What to work on:
Every line of the entries below that carries the string "贵重等级" should be copied.

Web page and app entries:
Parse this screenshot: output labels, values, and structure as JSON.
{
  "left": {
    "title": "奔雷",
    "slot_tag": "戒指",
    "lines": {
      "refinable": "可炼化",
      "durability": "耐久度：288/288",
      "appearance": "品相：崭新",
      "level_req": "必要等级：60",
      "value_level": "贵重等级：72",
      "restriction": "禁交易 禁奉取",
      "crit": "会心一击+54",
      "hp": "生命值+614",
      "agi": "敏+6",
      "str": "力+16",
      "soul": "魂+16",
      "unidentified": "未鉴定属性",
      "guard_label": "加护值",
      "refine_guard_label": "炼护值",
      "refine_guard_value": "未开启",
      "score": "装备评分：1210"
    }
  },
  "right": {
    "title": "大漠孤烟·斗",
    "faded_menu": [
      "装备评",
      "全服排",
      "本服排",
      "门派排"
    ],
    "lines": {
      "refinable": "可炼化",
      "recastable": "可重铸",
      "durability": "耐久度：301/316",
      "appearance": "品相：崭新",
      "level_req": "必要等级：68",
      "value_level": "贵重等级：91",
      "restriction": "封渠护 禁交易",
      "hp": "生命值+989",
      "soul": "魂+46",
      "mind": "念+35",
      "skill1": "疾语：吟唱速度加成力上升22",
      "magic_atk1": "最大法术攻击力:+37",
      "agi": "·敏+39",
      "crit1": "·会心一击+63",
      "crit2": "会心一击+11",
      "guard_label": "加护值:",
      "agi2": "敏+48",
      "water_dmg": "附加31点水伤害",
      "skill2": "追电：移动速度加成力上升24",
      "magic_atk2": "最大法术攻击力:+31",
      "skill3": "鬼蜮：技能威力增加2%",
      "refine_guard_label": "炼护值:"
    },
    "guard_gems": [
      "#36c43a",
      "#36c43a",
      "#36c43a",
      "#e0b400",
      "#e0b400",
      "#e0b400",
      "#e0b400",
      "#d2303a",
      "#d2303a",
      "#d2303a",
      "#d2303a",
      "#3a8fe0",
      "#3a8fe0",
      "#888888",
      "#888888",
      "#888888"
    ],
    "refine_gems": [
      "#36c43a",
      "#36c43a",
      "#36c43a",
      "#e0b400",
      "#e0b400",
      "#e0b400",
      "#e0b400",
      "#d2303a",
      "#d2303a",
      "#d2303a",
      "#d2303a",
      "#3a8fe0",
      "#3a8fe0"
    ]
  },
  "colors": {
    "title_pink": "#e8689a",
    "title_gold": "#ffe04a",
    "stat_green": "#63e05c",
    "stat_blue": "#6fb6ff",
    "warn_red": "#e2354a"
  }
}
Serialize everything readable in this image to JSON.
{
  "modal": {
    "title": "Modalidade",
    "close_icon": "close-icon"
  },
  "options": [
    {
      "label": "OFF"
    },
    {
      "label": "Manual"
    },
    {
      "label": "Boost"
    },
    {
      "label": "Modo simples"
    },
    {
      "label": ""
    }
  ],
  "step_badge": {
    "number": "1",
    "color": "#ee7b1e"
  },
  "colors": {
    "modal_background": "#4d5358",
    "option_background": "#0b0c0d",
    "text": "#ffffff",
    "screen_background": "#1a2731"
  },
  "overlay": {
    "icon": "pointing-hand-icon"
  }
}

Written answer:
      "value_level": "贵重等级：72",
      "value_level": "贵重等级：91",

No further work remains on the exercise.